I was able to finish This Is a Book by Demetri Martin quickly. It was a fun book of essays, drawings, and lists. Not much substance to it but fun all the same. I gave it Three out of Five stars.
I think I’ll have finished Thunderstruck by Erik Larson by next week. I’m getting through it pretty quick with my long bike rides. It’s not my favorite thing to listen to while riding because it’s so technical, but I can tell the plots are about to intersect and I’m excited to see how.
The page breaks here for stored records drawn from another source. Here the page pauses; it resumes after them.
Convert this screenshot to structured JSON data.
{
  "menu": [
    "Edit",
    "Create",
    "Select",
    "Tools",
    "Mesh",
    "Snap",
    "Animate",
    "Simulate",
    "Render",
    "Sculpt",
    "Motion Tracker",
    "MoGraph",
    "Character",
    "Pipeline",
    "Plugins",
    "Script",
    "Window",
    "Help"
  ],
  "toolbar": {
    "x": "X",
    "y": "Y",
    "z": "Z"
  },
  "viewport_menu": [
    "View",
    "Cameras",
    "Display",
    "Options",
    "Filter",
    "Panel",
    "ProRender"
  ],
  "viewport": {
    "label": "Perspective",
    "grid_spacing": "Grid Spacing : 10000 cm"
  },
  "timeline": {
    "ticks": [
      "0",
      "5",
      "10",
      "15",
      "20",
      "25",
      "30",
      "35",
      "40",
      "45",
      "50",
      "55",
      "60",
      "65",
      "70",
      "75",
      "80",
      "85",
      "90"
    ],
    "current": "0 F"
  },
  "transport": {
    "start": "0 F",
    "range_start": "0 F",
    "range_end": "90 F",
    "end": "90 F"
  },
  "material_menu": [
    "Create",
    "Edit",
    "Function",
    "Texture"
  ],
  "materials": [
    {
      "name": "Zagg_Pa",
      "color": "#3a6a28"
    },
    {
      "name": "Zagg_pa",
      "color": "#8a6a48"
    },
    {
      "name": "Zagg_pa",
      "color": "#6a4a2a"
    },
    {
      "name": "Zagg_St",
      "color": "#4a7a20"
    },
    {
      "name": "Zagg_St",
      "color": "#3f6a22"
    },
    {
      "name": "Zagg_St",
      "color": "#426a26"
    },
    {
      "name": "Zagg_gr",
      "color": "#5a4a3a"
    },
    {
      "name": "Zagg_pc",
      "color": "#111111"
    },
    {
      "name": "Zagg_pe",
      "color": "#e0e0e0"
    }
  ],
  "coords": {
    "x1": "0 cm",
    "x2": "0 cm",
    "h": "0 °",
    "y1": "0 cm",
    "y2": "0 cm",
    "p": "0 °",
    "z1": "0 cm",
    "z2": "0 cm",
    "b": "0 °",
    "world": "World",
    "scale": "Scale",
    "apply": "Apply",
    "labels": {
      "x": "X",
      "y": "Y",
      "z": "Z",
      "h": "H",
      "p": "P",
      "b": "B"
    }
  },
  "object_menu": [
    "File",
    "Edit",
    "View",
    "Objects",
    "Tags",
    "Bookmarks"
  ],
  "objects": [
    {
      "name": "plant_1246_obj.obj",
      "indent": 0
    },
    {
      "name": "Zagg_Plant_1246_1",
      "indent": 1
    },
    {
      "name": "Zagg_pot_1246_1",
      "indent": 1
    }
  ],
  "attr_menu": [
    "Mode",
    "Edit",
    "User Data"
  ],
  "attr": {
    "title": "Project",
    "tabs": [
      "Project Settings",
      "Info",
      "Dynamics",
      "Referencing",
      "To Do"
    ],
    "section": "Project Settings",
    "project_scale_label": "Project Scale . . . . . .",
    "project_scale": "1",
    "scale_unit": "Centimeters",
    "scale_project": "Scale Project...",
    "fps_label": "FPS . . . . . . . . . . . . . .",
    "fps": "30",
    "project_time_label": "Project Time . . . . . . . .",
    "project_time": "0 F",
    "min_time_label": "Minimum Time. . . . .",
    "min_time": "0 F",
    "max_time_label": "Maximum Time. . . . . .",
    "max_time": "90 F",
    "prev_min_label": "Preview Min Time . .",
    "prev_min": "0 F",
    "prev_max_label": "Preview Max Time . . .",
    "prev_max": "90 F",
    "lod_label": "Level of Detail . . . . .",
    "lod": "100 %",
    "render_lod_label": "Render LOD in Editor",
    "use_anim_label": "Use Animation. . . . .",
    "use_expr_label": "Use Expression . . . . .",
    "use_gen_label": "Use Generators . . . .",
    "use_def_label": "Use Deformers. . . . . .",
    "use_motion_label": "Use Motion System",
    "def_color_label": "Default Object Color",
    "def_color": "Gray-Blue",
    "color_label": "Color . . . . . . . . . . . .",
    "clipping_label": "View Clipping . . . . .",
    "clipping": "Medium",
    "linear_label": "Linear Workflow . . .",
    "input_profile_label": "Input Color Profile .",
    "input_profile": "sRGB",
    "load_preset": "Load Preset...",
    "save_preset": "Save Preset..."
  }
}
And so many reviews as well! I was first able to review Books for Living by Will Schwalbe. This one was really touching and a great book for book lovers. The post went up last Thursday, please go check it out.
I also reviewed The Wednesday Sisters by Meg Waite Clayton. This was a surprise winner for me and I’m so glad I finally gave it time. I wish I’d gotten to it earlier. Four out of Five Stars.
I also wrote a review yesterday for Out of the Easy by Ruta Sepetys. Yes, that is a review every day since my last WWW Wednesday! I’ve had so many good books to review. This book blew me away and I think I may soon have a new favorite YA author. I gave the book Five out of Five stars, changing my rating when I started reviewing it and realized I had nothing bad to say about it.

Reading Next: I’ll need a new car audiobook soon and the next up is one I’m very excited about, Simon vs. the Homo Sapiens Agenda by Becky Albertalli. I’ve been wanting to read this one for a while and I’m getting giddy about starting it soon.


Leave a comment with your link and comment (if you’re so inclined). Take a look at the other participant links in the comments and look at what others are reading.

Have any opinions on these choices?

Until next time, write on.

You can follow me on GoodreadsFacebookTwitterPinterest, and Instagram. I’m available via email at SamAStevensWriter@gmail.com. And as always, feel free to leave a comment!